## Try it
The answer must consist of each line below that contains the word "heading", copied in full.

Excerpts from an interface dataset
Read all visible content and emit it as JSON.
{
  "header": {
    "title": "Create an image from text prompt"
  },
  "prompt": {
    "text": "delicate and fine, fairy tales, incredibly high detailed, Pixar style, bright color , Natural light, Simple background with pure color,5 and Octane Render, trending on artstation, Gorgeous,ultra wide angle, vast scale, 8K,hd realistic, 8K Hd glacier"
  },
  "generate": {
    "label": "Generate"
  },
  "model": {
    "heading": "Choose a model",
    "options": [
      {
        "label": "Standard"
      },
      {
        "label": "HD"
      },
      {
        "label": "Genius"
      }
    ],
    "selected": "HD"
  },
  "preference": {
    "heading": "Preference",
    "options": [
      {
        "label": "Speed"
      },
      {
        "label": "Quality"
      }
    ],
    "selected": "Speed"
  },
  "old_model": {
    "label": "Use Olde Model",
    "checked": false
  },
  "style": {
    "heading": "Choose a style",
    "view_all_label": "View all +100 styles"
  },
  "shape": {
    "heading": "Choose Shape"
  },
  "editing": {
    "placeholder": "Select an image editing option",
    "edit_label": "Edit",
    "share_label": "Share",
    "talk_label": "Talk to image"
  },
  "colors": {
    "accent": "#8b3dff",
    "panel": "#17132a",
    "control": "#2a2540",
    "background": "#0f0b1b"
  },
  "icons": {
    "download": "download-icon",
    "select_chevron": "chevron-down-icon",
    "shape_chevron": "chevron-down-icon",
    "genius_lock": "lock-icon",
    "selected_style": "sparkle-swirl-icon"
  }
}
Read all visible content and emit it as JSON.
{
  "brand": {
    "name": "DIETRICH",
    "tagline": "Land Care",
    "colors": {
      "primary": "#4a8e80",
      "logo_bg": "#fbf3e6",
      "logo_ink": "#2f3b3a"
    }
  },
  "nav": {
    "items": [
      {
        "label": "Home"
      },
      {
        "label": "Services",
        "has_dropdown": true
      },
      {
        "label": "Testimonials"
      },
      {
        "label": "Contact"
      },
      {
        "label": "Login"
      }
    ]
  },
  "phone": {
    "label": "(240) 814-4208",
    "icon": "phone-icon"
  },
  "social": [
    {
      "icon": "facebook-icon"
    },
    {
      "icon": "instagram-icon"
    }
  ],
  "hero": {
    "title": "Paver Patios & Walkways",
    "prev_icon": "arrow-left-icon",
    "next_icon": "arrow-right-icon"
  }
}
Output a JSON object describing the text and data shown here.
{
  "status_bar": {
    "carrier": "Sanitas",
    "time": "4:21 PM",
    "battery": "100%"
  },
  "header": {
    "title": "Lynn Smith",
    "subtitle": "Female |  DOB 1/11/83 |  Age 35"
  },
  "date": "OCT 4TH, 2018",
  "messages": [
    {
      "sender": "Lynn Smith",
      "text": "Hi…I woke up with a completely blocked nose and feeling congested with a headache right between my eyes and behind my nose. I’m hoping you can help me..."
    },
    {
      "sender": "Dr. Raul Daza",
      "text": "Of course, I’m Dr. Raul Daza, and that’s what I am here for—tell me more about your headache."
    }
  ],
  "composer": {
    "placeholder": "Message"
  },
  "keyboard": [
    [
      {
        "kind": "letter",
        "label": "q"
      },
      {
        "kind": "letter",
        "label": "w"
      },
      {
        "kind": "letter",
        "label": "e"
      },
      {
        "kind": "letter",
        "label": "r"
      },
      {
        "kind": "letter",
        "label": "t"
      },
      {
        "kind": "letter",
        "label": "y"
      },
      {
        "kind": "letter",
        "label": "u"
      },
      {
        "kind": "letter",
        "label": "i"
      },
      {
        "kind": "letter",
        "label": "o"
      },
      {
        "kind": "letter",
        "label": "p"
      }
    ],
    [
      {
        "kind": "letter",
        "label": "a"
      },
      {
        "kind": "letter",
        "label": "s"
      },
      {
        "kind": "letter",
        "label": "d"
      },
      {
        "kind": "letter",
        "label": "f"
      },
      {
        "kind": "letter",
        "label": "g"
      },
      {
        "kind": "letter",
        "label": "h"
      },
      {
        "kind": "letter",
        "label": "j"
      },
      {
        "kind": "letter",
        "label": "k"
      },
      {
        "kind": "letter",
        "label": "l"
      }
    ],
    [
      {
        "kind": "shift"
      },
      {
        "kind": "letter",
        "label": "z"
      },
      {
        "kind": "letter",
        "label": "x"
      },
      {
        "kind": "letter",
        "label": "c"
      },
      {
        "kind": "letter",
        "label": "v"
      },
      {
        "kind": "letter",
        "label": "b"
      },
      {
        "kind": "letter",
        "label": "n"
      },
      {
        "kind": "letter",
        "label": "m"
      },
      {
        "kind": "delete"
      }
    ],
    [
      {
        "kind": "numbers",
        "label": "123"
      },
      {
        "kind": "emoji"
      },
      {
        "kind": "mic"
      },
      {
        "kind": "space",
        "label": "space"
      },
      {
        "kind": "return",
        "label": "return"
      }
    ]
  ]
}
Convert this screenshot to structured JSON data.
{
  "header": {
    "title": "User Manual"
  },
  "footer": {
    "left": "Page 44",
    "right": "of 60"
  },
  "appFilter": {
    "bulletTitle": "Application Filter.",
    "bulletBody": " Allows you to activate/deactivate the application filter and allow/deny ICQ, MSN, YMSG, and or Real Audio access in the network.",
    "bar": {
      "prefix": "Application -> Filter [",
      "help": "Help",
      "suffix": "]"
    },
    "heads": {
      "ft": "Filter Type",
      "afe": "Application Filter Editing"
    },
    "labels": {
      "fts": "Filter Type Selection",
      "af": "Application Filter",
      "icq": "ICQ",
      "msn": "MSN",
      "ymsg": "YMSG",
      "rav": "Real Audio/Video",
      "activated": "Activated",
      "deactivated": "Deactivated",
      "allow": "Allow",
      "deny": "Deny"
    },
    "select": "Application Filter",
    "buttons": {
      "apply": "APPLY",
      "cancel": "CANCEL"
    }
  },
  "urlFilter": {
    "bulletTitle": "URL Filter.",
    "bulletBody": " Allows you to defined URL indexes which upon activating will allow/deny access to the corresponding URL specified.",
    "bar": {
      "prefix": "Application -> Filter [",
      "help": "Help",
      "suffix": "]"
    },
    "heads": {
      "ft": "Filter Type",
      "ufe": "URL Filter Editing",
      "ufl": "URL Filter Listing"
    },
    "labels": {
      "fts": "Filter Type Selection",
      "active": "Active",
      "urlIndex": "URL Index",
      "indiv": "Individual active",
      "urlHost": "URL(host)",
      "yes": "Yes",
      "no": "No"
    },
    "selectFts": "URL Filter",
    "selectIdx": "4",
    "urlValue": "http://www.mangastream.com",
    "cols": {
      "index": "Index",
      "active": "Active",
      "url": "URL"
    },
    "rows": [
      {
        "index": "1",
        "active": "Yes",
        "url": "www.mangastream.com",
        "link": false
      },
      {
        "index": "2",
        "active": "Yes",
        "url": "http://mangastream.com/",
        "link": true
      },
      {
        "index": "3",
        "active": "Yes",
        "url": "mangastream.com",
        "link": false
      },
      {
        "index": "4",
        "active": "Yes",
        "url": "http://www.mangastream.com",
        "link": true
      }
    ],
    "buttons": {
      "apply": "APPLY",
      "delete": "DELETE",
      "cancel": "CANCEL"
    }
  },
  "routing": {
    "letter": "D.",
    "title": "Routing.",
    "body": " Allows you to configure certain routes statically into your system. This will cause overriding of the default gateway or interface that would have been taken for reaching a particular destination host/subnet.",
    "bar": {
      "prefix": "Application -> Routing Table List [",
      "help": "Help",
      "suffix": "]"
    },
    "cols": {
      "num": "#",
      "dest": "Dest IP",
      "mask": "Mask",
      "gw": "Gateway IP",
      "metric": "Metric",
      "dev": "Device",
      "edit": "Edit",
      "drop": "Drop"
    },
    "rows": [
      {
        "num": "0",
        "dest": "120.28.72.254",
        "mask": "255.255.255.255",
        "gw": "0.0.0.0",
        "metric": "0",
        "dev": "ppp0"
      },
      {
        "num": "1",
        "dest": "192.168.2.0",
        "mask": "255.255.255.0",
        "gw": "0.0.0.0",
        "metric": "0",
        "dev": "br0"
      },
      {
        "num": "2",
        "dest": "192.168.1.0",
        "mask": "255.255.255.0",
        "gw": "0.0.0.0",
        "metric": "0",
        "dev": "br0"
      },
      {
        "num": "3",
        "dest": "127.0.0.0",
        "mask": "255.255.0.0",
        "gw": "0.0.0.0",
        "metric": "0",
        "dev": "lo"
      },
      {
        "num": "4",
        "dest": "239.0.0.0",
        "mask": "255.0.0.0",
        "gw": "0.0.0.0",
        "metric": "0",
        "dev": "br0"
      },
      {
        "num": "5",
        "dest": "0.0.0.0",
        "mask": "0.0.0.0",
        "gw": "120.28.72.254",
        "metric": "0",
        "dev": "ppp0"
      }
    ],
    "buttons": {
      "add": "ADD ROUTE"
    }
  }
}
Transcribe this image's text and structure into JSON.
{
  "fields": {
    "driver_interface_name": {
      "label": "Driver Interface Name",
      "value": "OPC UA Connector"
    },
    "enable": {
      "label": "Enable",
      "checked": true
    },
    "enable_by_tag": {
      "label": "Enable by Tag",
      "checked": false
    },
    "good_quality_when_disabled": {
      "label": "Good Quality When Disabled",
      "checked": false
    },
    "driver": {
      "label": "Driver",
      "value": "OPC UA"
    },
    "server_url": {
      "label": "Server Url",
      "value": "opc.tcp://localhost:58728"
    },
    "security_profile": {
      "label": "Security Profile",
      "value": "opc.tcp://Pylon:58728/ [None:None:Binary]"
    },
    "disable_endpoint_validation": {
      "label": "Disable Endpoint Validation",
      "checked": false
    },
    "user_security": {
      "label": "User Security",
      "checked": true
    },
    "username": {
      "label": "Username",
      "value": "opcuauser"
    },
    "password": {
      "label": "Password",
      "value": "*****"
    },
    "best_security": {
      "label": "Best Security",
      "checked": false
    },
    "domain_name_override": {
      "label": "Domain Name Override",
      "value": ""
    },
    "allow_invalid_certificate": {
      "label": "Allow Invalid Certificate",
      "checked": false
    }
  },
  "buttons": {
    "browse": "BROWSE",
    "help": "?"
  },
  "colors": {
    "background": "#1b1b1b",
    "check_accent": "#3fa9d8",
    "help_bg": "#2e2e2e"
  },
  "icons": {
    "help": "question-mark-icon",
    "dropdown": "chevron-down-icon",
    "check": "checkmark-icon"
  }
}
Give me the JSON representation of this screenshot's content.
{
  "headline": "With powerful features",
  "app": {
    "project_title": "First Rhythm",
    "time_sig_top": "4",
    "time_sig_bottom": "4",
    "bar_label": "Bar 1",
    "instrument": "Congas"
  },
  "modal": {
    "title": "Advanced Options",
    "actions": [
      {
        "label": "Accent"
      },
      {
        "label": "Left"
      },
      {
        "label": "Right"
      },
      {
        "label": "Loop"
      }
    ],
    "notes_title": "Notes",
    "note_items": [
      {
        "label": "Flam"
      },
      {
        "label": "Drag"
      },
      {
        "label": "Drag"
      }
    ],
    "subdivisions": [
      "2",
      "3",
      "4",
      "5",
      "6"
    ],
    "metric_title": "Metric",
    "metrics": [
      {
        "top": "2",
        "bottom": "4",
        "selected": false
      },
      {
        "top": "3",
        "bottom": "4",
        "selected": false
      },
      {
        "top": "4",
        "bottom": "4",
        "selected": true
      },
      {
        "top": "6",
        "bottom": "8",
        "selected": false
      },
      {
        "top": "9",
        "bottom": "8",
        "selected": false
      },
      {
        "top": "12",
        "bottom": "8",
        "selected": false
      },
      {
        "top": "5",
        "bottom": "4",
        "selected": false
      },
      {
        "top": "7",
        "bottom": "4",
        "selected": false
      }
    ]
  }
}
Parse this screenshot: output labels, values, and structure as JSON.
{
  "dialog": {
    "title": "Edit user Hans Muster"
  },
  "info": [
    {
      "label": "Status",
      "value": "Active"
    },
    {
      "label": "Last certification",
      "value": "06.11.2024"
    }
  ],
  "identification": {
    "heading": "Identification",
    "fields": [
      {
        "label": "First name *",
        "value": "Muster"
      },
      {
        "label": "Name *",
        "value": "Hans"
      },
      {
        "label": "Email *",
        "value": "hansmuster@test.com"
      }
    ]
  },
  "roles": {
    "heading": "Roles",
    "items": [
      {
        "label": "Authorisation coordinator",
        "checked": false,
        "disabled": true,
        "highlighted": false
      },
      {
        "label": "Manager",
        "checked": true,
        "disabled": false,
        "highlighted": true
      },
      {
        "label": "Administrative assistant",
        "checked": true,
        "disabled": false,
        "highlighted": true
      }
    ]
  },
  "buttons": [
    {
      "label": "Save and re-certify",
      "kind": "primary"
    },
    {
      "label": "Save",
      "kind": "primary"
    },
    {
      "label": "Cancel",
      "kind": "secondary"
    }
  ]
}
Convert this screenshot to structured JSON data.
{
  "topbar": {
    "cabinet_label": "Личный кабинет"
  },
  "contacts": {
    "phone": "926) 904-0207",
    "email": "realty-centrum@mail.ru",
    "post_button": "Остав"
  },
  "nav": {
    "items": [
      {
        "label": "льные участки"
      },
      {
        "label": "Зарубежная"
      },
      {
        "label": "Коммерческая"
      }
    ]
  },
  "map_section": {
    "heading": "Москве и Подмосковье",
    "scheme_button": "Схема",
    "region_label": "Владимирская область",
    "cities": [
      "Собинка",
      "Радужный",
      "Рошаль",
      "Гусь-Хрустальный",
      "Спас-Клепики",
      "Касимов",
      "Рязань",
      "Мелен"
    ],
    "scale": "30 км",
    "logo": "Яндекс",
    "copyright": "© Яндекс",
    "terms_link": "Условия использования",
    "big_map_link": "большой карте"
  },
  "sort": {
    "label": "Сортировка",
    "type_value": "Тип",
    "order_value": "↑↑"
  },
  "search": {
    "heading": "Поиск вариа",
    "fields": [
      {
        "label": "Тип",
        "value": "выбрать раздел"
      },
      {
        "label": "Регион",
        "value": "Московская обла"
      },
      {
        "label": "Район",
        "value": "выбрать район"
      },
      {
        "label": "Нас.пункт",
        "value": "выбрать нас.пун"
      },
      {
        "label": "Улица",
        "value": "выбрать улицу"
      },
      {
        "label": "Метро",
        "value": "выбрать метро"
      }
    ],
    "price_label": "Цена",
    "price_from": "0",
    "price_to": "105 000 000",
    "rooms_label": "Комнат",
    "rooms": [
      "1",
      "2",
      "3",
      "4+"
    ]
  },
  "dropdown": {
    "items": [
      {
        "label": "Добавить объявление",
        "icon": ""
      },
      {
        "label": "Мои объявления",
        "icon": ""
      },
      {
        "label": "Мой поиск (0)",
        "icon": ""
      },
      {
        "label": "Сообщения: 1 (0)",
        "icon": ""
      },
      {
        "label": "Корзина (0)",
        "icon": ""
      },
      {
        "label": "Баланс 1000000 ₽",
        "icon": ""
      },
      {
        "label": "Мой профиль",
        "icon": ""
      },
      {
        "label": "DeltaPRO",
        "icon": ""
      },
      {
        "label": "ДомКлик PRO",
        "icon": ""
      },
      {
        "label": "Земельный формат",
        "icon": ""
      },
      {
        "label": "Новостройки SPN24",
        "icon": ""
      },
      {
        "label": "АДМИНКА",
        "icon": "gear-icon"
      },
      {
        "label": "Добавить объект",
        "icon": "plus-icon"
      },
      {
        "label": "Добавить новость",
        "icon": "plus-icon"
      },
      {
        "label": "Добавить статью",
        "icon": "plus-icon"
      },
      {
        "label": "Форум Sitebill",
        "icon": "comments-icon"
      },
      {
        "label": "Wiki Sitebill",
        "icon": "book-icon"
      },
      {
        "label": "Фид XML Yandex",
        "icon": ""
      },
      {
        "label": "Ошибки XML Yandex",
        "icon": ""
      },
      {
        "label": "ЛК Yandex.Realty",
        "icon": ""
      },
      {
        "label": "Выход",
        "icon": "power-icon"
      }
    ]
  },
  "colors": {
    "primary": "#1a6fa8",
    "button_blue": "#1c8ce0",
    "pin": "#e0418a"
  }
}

## Written solution
    "heading": "Choose a model",
    "heading": "Preference",
    "heading": "Choose a style",
    "heading": "Choose Shape"
    "heading": "Identification",
    "heading": "Roles",
    "heading": "Москве и Подмосковье",
    "heading": "Поиск вариа",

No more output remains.